The Boston Consulting Group surveyed more than 3,000 people across eight countries in May 2020. 70% of respondents said they were more aware now than before COVID-19 that human activity threatens the climate and that degradation of the environment, in turn, threatens humans. More than two-thirds of respondents think that economic recovery plans should make environmental issues a priority. 40% reported that they intended to adopt more sustainable practices in the future.
IBM surveyed 14,000 consumers in nine countries. Not surprisingly, the survey found significant variations between countries, only 51% of US consumers surveyed said addressing climate change was very, or extremely important to them, compared to 73% of respondents from all other countries.

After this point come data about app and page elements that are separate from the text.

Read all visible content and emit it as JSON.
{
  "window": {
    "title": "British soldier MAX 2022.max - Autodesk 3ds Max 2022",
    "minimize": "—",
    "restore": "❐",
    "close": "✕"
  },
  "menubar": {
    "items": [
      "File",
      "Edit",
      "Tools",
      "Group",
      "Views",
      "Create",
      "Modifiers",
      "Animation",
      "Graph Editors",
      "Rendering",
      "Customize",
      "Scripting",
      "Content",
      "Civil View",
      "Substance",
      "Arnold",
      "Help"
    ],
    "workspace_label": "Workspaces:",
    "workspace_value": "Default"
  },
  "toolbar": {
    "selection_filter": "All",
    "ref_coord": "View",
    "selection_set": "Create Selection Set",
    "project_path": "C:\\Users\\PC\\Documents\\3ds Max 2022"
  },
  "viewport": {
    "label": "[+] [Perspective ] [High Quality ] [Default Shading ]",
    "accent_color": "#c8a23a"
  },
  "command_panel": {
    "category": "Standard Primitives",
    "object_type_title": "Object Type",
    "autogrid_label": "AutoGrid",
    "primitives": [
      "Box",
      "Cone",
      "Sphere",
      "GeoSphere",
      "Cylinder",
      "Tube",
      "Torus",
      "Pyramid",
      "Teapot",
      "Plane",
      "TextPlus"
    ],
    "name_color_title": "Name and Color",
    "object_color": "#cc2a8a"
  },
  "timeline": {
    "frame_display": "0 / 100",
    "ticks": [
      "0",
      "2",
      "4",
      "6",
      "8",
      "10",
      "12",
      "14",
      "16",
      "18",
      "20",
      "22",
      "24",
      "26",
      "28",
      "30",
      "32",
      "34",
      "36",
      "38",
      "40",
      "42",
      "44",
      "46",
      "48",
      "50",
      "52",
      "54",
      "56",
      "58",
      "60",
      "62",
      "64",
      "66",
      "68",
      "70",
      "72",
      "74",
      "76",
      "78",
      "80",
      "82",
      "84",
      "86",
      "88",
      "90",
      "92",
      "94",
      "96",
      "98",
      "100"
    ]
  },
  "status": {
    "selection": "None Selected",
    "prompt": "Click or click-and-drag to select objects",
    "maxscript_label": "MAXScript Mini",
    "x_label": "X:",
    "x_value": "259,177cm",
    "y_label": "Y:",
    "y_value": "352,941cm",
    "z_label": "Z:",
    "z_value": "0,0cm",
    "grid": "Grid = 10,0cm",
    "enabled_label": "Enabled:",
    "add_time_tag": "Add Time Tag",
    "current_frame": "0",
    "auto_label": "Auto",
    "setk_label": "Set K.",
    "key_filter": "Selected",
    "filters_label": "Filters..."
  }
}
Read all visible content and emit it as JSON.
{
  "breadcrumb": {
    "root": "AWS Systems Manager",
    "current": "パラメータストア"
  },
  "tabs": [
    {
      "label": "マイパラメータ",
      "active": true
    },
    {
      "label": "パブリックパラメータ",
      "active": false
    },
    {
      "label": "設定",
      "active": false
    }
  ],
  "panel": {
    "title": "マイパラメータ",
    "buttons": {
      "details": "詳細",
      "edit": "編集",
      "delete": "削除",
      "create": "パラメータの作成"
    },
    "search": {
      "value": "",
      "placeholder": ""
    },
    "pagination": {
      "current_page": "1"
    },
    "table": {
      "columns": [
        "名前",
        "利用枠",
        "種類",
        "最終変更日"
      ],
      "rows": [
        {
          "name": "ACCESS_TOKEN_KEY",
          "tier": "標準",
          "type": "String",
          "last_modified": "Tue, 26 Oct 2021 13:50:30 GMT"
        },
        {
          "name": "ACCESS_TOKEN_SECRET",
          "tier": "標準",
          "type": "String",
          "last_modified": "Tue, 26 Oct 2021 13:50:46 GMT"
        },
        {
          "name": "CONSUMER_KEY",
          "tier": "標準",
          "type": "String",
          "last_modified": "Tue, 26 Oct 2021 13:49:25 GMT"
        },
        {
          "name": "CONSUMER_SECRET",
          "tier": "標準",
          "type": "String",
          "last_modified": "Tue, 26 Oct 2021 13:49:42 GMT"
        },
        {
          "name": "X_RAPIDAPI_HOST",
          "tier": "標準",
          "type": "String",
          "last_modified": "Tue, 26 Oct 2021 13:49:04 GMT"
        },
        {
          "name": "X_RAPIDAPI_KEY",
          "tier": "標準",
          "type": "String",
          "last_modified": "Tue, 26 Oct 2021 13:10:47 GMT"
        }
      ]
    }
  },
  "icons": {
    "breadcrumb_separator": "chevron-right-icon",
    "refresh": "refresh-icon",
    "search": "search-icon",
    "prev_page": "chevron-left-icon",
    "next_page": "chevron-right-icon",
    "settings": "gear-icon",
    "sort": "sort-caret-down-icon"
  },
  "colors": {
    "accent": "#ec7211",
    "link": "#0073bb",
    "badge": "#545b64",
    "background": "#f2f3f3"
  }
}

On average 54% of the consumers, IBM surveyed, said that they were willing to pay a premium for sustainable and/or environmentally responsible brands.
The conference programme at WTM London can be found here (use the filter tab on the left to browse Responsible Tourism sessions only).
Our expert speakers:
BBC journalist Tanya Beckett is moderating the panel ‘Growing Consumer Demand for Responsible Tourism’ with a focus on how rapidly consumer demand is changing and how best you can respond to this trend which is affecting many, and a growing number, of source markets.
Matt Callaghan, Director of Customer and Operations, easyJet
Danielle De Silva, Director of Global Sustainability at Booking.com.
Harold Goodwin, WTM Responsible Tourism Advisor
Eva Stewart, Global Sector Head of Travel & Tourism, YouGov
Chris Warren, CEO My Green Butler